Also available, some of the native reservations of the area open their doors for cultural visits, handicrafts exposition (and sale) and more trails to enter with horses or by walking. This local gem, off the beaten path is highly recommended and an overnight allows the visitor to truly experience the Atlantic Forest sounds of the night.
After a good rest, we will get a bit deeper into the forest and head to El Soberbio, home to the Yaboti Biosphere Reserve and where you will find the not so popular, yet astonishing Mocona Falls. The best time to visit these falls is during the summer, the driest season, although sometimes even then the park closes due to the high level of water. Trails, boat trips and kayaking are available at the park and if being inside this pristine jungle is not enough, the waterfalls are unique around the world because of the geological origin given by a fall and which makes them run sideways, or longitudinal.

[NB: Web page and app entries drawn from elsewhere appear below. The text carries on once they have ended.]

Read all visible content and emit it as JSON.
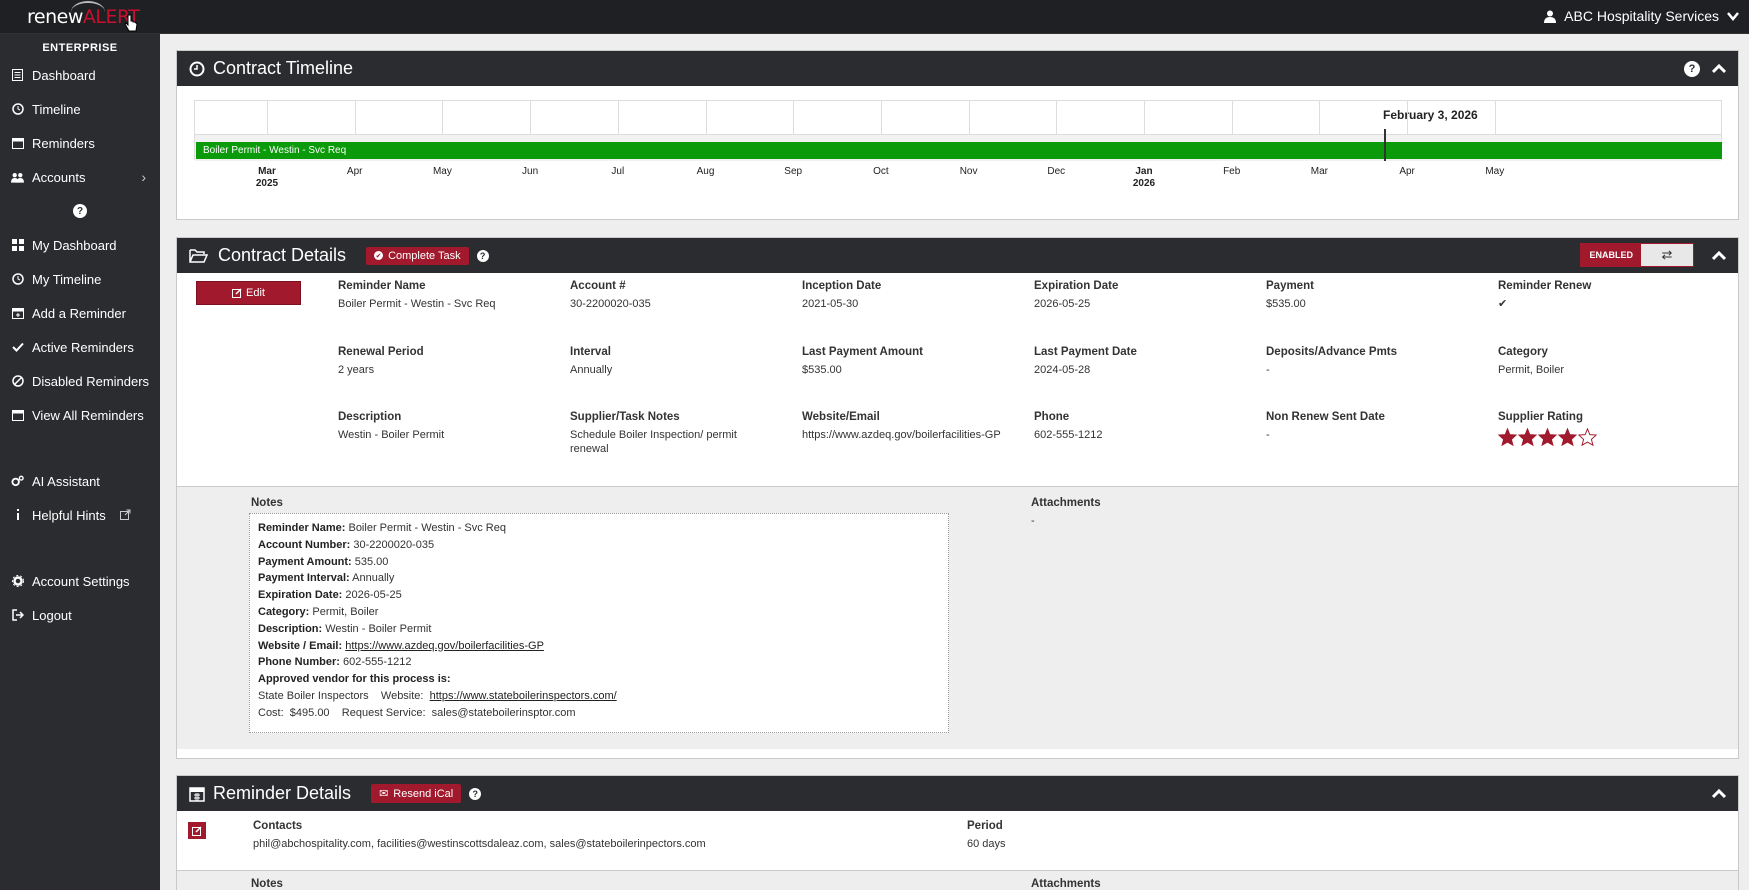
{
  "app": {
    "logo_left": "renew",
    "logo_right": "ALERT",
    "user_name": "ABC Hospitality Services"
  },
  "sidebar": {
    "tier": "ENTERPRISE",
    "help": "?",
    "items": [
      {
        "label": "Dashboard",
        "icon": "dashboard-icon"
      },
      {
        "label": "Timeline",
        "icon": "clock-icon"
      },
      {
        "label": "Reminders",
        "icon": "calendar-icon"
      },
      {
        "label": "Accounts",
        "icon": "users-icon"
      },
      {
        "label": "My Dashboard",
        "icon": "grid-icon"
      },
      {
        "label": "My Timeline",
        "icon": "clock-icon"
      },
      {
        "label": "Add a Reminder",
        "icon": "calendar-plus-icon"
      },
      {
        "label": "Active Reminders",
        "icon": "check-icon"
      },
      {
        "label": "Disabled Reminders",
        "icon": "ban-icon"
      },
      {
        "label": "View All Reminders",
        "icon": "calendar-icon"
      },
      {
        "label": "AI Assistant",
        "icon": "gears-icon"
      },
      {
        "label": "Helpful Hints",
        "icon": "info-icon"
      },
      {
        "label": "Account Settings",
        "icon": "gear-icon"
      },
      {
        "label": "Logout",
        "icon": "logout-icon"
      }
    ]
  },
  "timeline_panel": {
    "title": "Contract Timeline",
    "today_label": "February 3, 2026",
    "bar_label": "Boiler Permit - Westin - Svc Req",
    "months": [
      {
        "m": "Mar",
        "y": "2025"
      },
      {
        "m": "Apr",
        "y": ""
      },
      {
        "m": "May",
        "y": ""
      },
      {
        "m": "Jun",
        "y": ""
      },
      {
        "m": "Jul",
        "y": ""
      },
      {
        "m": "Aug",
        "y": ""
      },
      {
        "m": "Sep",
        "y": ""
      },
      {
        "m": "Oct",
        "y": ""
      },
      {
        "m": "Nov",
        "y": ""
      },
      {
        "m": "Dec",
        "y": ""
      },
      {
        "m": "Jan",
        "y": "2026"
      },
      {
        "m": "Feb",
        "y": ""
      },
      {
        "m": "Mar",
        "y": ""
      },
      {
        "m": "Apr",
        "y": ""
      },
      {
        "m": "May",
        "y": ""
      }
    ]
  },
  "details_panel": {
    "title": "Contract Details",
    "complete_task": "Complete Task",
    "enabled": "ENABLED",
    "edit": "Edit",
    "fields": {
      "reminder_name": {
        "label": "Reminder Name",
        "value": "Boiler Permit - Westin - Svc Req"
      },
      "account": {
        "label": "Account #",
        "value": "30-2200020-035"
      },
      "inception": {
        "label": "Inception Date",
        "value": "2021-05-30"
      },
      "expiration": {
        "label": "Expiration Date",
        "value": "2026-05-25"
      },
      "payment": {
        "label": "Payment",
        "value": "$535.00"
      },
      "reminder_renew": {
        "label": "Reminder Renew",
        "value": "✔"
      },
      "renewal_period": {
        "label": "Renewal Period",
        "value": "2 years"
      },
      "interval": {
        "label": "Interval",
        "value": "Annually"
      },
      "last_payment_amount": {
        "label": "Last Payment Amount",
        "value": "$535.00"
      },
      "last_payment_date": {
        "label": "Last Payment Date",
        "value": "2024-05-28"
      },
      "deposits": {
        "label": "Deposits/Advance Pmts",
        "value": "-"
      },
      "category": {
        "label": "Category",
        "value": "Permit, Boiler"
      },
      "description": {
        "label": "Description",
        "value": "Westin - Boiler Permit"
      },
      "supplier_notes": {
        "label": "Supplier/Task Notes",
        "value": "Schedule Boiler Inspection/ permit renewal"
      },
      "website": {
        "label": "Website/Email",
        "value": "https://www.azdeq.gov/boilerfacilities-GP"
      },
      "phone": {
        "label": "Phone",
        "value": "602-555-1212"
      },
      "non_renew": {
        "label": "Non Renew Sent Date",
        "value": "-"
      },
      "rating": {
        "label": "Supplier Rating",
        "stars": 4,
        "max": 5
      }
    },
    "notes_label": "Notes",
    "attachments_label": "Attachments",
    "attachments_value": "-",
    "notes": {
      "l1k": "Reminder Name:",
      "l1v": " Boiler Permit - Westin - Svc Req",
      "l2k": "Account Number:",
      "l2v": " 30-2200020-035",
      "l3k": "Payment Amount:",
      "l3v": " 535.00",
      "l4k": "Payment Interval:",
      "l4v": " Annually",
      "l5k": "Expiration Date:",
      "l5v": " 2026-05-25",
      "l6k": "Category:",
      "l6v": " Permit, Boiler",
      "l7k": "Description:",
      "l7v": " Westin - Boiler Permit",
      "l8k": "Website / Email:",
      "l8v": "https://www.azdeq.gov/boilerfacilities-GP",
      "l9k": "Phone Number:",
      "l9v": " 602-555-1212",
      "l10k": "Approved vendor for this process is:",
      "l11a": "State Boiler Inspectors    Website:  ",
      "l11b": "https://www.stateboilerinspectors.com/",
      "l12": "Cost:  $495.00    Request Service:  sales@stateboilerinsptor.com"
    }
  },
  "reminder_panel": {
    "title": "Reminder Details",
    "resend": "Resend iCal",
    "contacts_label": "Contacts",
    "contacts_value": "phil@abchospitality.com, facilities@westinscottsdaleaz.com, sales@stateboilerinpectors.com",
    "period_label": "Period",
    "period_value": "60 days",
    "notes_label": "Notes",
    "attachments_label": "Attachments"
  },
  "colors": {
    "brand": "#a0192c",
    "dark": "#2b2c30",
    "timeline_bar": "#0a9a0a"
  }
}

From El Soberbio is time to hit the road again, 260km separate us from Puerto Iguazu, our final destination of this, one of the best road trips in Argentina. Approximately 5 hours drive going north to the northeastern corner of Argentina, bordering at the same time Brazil and Paraguay, so much that could stand in one of the three and watch over the other two countries from a lookout point. But of course that lookout is not the reason for the trip, it’s one of the 7 natural wonders of the world, the Iguazu Falls.
On the way to Iguazu, Wanda is a small town with semiprecious mining that has small yet interesting mines to be visited if you are keen on it. At Puerto Iguazu, the town near our hotel, you will have the unique opportunity to try different dishes of Argentina, of course, but also Paraguay and Brazil, don’t miss the opportunity!

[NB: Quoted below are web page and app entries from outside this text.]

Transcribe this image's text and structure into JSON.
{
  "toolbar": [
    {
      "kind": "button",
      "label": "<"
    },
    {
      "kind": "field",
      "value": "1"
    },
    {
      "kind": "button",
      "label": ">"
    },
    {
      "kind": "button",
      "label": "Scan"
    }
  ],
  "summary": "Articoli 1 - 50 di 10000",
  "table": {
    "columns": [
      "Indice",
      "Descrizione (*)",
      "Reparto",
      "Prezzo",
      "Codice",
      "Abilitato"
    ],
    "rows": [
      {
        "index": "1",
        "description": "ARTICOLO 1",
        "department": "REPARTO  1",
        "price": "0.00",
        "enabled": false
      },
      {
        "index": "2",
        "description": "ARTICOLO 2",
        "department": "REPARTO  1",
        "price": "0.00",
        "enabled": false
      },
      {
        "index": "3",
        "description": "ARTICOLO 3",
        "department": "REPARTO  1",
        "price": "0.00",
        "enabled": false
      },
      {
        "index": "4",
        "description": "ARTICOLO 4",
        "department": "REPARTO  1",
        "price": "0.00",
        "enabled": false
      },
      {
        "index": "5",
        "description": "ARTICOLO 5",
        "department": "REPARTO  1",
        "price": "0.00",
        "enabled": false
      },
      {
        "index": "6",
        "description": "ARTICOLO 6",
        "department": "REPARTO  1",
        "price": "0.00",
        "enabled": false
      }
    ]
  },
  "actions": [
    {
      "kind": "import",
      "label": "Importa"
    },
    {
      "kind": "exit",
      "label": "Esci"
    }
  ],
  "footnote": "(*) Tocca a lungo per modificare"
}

The Iguazu Falls are inside a bi-national protected area of two adjacent national parks, one in Argentina and one in Brazil. To get to the entrance of the park we will have to drive for about 40 minutes from our hotel and from the parking lot of the Argentinian Parque Nacional Iguazu you will have trails and also an electric train to reach the furthest part of the park, the Devil’s Gorge. The reason why this falls are so famous is one because of the accessibility that allows millions of visitors to arrive each year, another the fantastic natural background where it’s located, the Paranaense Jungle and third it’s because of the width of the falls, that stretches across 2.7km and along has 275 falls that come down at different altitudes and that can be seen from different perspectives.

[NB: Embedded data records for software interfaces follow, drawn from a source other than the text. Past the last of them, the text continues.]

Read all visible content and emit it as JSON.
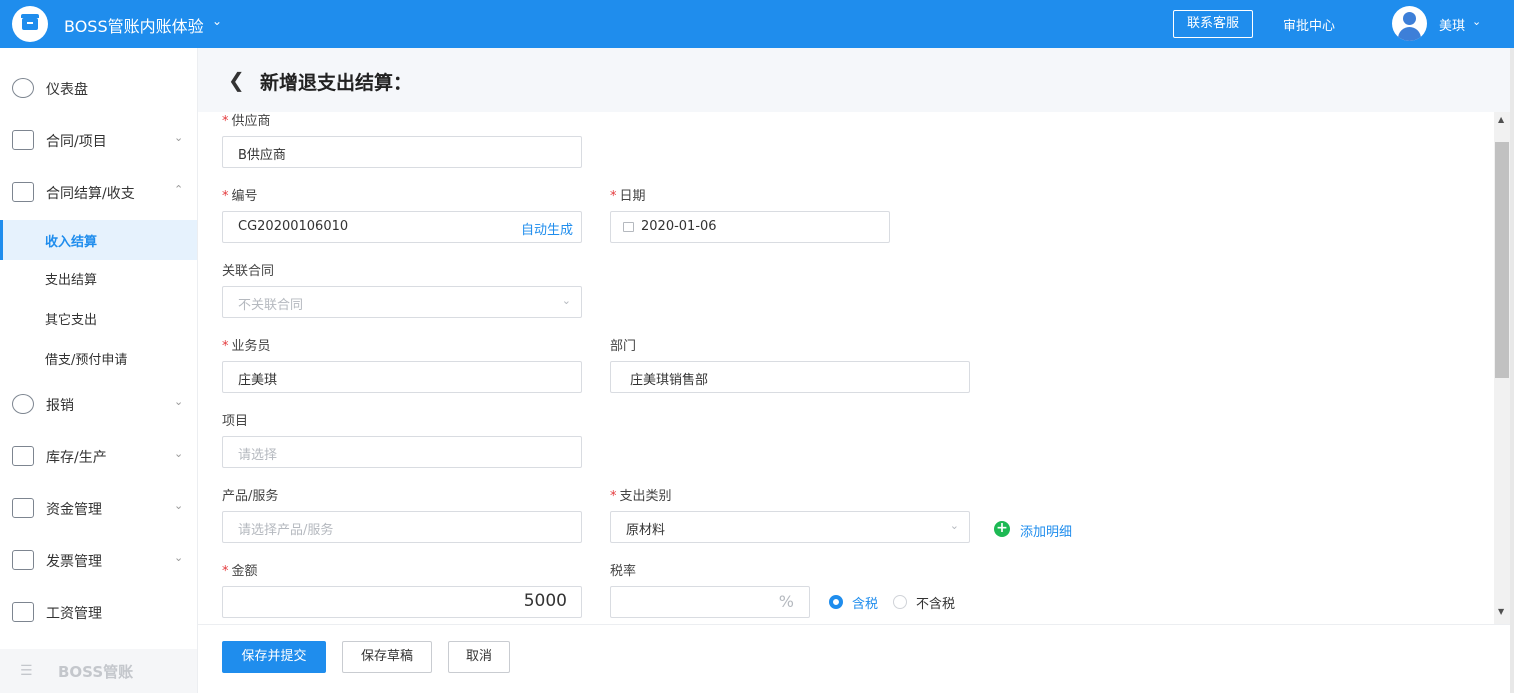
{
  "topbar": {
    "app_title": "BOSS管账内账体验",
    "contact_label": "联系客服",
    "approval_label": "审批中心",
    "user_name": "美琪"
  },
  "sidebar": {
    "items": [
      {
        "label": "仪表盘",
        "icon": "dashboard-icon"
      },
      {
        "label": "合同/项目",
        "icon": "folder-icon"
      },
      {
        "label": "合同结算/收支",
        "icon": "settlement-icon"
      },
      {
        "label": "报销",
        "icon": "reimburse-icon"
      },
      {
        "label": "库存/生产",
        "icon": "box-icon"
      },
      {
        "label": "资金管理",
        "icon": "fund-icon"
      },
      {
        "label": "发票管理",
        "icon": "invoice-icon"
      },
      {
        "label": "工资管理",
        "icon": "salary-icon"
      }
    ],
    "sub_items": [
      "收入结算",
      "支出结算",
      "其它支出",
      "借支/预付申请"
    ],
    "active_sub": "收入结算",
    "footer_label": "BOSS管账"
  },
  "page": {
    "title": "新增退支出结算："
  },
  "form": {
    "supplier": {
      "label": "供应商",
      "value": "B供应商"
    },
    "number": {
      "label": "编号",
      "value": "CG20200106010",
      "suffix": "自动生成"
    },
    "date": {
      "label": "日期",
      "value": "2020-01-06"
    },
    "contract": {
      "label": "关联合同",
      "placeholder": "不关联合同"
    },
    "salesman": {
      "label": "业务员",
      "value": "庄美琪"
    },
    "department": {
      "label": "部门",
      "value": "庄美琪销售部"
    },
    "project": {
      "label": "项目",
      "placeholder": "请选择"
    },
    "product": {
      "label": "产品/服务",
      "placeholder": "请选择产品/服务"
    },
    "expense_type": {
      "label": "支出类别",
      "value": "原材料"
    },
    "add_detail": "添加明细",
    "amount": {
      "label": "金额",
      "value": "5000"
    },
    "tax_rate": {
      "label": "税率",
      "unit": "%"
    },
    "tax_options": [
      "含税",
      "不含税"
    ],
    "tax_selected": "含税"
  },
  "footer": {
    "submit": "保存并提交",
    "draft": "保存草稿",
    "cancel": "取消"
  },
  "colors": {
    "primary": "#1f8ded",
    "required": "#e4393c",
    "add": "#1db954"
  }
}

Taking a full day to see the park is recommended (Some people even take two days) since there are many trails and no rush… the falls keep providing it’s magic as the light changes. Also recommended to arrive early so at least get one hour of peacefulness (keep in mind during high season this park can be visited by 10 thousand people at a time), and also might have a better chance to spot wildlife, like the Toco Toucan or the smaller Araçari Toucans.
Reaching the Brazilian side of the falls requires you to go to the border and leave the country which is in no way an issue, just takes some extra time. From the border to the Brazilian park, 30 minutes drive and similar to the argentinian park, a parking lot and trails plus a bus tour the visitors around the smaller area yet different from the argentinian park since the perspective is completely the opposite, more panoramic.
Also, helicopter flights are available at this park and just as well as in Argentina, you can also go on a boat tour to reach the falls from underneath. Next to the National Park in Brazil, there is Bird Park where many of the protected species of the continent can be seen, since they have been sheltered from illegal trafficking or else.
After returning your vehicle, you will ready to fly either to a Brazilian city (Sao Paulo, Rio, Brasiliat, etc) or to Buenos Aires to continue your journey somewhere else or simply head back home.